The author, whose follow-up spin-off to Love, SimonLeah on the Offbeat, focused on a bisexual teen, added that her exploration of sexuality in her novels had led to her being accused of "the quintessential example of allocishet inauthenticity".

"I was a straight woman writing shitty queer books for the straights, profiting off of communities I had no connection to", Albertalli added.

She went on: "Because the thing is, I called myself straight in a bunch of early interviews.

"But labels change sometimes. That’s what everyone always says, right? It’s okay if you’re not out. It’s okay if you’re not ready. It’s okay if you don’t fully understand your identity yet. There’s no time limit, no age limit, no one right way to be queer."

The writer added: "Let me be perfectly clear: this isn’t how I wanted to come out. This doesn’t feel good or empowering, or even particularly safe.

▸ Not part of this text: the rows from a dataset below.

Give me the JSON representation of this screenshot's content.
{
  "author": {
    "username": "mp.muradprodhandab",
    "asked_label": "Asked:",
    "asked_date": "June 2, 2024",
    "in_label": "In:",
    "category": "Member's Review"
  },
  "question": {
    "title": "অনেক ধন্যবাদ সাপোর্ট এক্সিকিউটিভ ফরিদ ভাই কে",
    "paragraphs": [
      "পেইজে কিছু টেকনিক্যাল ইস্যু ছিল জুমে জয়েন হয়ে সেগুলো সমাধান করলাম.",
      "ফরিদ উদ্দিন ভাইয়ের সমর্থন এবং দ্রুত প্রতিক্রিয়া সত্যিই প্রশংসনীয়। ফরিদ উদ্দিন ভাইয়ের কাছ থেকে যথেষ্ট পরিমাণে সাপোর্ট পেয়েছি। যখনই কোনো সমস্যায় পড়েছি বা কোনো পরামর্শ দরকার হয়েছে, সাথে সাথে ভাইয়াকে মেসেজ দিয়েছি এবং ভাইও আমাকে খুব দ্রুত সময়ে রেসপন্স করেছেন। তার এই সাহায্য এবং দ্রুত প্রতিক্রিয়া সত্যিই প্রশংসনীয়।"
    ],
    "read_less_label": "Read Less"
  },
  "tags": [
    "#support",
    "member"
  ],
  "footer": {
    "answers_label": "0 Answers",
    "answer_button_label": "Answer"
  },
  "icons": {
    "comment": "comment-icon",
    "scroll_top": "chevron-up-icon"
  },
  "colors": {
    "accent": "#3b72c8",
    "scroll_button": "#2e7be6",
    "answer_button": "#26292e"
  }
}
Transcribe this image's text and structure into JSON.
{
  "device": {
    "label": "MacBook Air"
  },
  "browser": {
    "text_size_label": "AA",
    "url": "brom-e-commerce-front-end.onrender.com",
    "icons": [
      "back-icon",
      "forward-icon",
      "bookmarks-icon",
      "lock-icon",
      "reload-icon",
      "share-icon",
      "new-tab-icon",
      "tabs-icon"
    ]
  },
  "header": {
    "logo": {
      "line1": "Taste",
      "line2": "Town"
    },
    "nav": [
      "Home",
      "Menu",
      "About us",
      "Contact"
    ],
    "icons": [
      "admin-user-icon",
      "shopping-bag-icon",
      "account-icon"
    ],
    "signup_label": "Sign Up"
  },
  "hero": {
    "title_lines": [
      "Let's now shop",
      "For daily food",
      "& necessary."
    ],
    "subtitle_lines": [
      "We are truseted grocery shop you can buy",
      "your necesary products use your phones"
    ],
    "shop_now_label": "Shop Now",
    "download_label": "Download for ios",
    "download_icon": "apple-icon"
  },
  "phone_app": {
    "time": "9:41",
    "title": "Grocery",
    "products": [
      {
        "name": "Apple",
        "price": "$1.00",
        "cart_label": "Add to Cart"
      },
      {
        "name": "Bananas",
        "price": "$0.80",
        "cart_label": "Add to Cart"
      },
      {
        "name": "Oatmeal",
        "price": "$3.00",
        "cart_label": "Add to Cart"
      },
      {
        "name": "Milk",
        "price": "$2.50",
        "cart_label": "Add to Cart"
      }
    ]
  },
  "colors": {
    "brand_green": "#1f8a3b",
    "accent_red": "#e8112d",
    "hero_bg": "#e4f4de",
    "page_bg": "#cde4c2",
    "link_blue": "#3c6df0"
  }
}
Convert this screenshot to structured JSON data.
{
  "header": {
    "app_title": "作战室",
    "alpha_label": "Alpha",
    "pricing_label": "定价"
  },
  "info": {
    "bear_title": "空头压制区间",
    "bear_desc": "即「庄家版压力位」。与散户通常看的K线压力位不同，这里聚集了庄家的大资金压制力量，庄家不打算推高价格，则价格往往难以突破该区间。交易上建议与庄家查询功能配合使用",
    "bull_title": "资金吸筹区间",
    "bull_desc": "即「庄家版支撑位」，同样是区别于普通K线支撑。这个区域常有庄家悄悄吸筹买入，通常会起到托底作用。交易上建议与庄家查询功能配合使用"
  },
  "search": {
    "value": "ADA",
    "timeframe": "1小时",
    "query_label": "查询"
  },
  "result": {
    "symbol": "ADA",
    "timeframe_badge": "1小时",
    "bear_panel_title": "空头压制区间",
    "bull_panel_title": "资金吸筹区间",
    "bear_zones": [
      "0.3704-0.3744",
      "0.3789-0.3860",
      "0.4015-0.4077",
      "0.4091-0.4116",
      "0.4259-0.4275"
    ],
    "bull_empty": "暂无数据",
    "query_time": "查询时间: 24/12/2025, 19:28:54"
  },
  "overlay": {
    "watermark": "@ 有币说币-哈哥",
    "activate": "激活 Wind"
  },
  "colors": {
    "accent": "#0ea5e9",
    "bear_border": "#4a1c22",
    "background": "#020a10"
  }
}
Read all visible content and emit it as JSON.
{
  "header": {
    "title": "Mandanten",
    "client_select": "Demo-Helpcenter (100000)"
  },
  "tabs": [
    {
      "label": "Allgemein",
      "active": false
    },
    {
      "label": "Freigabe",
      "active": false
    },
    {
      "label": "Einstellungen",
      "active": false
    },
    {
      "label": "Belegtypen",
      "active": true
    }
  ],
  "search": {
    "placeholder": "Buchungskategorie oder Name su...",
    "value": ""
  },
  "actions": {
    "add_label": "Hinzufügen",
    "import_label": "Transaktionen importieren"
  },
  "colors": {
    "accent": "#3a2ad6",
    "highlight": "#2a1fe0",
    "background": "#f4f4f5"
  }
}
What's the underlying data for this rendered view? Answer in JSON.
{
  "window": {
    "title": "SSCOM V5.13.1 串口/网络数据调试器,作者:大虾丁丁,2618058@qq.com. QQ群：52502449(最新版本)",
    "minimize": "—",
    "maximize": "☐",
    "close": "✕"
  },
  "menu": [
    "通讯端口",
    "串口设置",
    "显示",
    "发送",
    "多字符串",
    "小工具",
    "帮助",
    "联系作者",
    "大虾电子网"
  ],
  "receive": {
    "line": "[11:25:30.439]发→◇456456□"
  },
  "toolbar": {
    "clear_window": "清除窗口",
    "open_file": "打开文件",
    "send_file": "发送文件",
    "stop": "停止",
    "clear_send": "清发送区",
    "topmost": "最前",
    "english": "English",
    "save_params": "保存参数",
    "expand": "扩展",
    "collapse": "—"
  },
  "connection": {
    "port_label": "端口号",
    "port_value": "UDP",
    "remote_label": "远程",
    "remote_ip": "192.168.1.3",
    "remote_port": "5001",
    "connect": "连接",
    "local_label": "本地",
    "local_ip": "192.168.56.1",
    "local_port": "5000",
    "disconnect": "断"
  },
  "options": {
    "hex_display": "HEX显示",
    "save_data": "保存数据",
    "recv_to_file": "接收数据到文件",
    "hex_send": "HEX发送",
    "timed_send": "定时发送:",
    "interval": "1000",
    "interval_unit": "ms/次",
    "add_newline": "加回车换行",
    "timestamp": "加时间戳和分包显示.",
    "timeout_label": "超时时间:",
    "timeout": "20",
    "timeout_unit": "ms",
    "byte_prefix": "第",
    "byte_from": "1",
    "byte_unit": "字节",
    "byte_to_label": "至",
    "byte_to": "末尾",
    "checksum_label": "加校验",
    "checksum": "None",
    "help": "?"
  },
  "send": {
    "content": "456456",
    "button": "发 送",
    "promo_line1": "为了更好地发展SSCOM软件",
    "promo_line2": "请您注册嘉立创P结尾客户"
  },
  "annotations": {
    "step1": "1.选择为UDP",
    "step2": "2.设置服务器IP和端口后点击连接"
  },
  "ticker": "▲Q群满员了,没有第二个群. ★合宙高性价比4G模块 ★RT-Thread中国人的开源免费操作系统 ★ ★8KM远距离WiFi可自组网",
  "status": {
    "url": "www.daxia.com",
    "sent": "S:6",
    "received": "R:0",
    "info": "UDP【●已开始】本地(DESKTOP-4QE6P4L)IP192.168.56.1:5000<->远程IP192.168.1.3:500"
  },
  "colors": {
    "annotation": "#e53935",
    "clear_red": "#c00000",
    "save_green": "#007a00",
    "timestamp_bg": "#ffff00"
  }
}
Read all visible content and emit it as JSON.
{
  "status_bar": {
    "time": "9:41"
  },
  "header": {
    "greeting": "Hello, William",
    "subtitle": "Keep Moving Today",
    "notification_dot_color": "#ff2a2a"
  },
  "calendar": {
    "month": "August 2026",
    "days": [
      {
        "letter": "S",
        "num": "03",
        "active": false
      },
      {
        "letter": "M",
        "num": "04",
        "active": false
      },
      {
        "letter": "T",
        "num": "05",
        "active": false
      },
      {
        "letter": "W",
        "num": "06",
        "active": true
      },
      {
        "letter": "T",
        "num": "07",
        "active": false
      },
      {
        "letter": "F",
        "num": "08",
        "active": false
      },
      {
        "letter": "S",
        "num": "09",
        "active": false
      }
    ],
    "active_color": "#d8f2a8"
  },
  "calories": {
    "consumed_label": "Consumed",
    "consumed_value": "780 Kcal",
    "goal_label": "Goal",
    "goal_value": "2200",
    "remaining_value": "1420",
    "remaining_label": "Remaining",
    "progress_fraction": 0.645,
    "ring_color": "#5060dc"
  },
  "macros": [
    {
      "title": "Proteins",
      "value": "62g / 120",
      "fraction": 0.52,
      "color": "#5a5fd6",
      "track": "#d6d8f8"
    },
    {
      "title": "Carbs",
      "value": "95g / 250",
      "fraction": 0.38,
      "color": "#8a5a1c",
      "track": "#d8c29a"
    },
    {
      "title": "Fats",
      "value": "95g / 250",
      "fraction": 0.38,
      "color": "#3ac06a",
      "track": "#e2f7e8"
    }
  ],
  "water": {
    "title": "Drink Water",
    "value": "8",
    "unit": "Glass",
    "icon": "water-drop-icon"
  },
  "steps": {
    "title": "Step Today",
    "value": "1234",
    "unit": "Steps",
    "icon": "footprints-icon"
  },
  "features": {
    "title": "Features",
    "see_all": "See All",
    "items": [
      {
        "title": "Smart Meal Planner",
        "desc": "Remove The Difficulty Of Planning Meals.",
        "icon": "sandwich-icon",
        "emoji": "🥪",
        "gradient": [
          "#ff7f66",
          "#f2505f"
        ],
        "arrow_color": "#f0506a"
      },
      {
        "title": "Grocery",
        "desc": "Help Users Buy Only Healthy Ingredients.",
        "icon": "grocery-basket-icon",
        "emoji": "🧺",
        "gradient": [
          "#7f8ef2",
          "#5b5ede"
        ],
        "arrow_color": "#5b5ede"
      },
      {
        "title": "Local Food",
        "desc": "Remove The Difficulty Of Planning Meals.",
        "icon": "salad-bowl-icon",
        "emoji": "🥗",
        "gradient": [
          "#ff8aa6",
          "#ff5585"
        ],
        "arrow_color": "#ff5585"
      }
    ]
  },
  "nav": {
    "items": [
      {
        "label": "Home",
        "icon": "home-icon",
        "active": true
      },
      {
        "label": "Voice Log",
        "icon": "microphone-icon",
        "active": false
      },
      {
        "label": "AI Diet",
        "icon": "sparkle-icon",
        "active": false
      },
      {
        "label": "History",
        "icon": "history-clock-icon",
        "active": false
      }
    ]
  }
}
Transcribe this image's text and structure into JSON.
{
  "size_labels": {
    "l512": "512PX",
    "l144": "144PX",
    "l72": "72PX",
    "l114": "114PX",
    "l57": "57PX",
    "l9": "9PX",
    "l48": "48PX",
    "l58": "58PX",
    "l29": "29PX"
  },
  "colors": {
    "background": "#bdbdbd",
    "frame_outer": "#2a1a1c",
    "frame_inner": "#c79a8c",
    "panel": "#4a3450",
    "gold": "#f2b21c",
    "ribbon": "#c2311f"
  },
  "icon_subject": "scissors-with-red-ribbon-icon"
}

"Honestly, I’m doing this because I’ve been scrutinized, subtweeted, mocked, lectured, and invalidated just about every single day for years, and I’m exhausted."

The nature of Albertalli's coming out echoes the uncomfortable discourse which surrounded the decisions of singer Rita Ora and actress Jameela Jamil to come out pubicly.

Ora opened up about her past experiences with women after receiving criticism for including lyrics about kissing girls in her song, 'Girls', while Jamil issued a statement clarifiying that she considers herself pansexual after being criticised for accepting a judging role on HBO voguing series Legendary.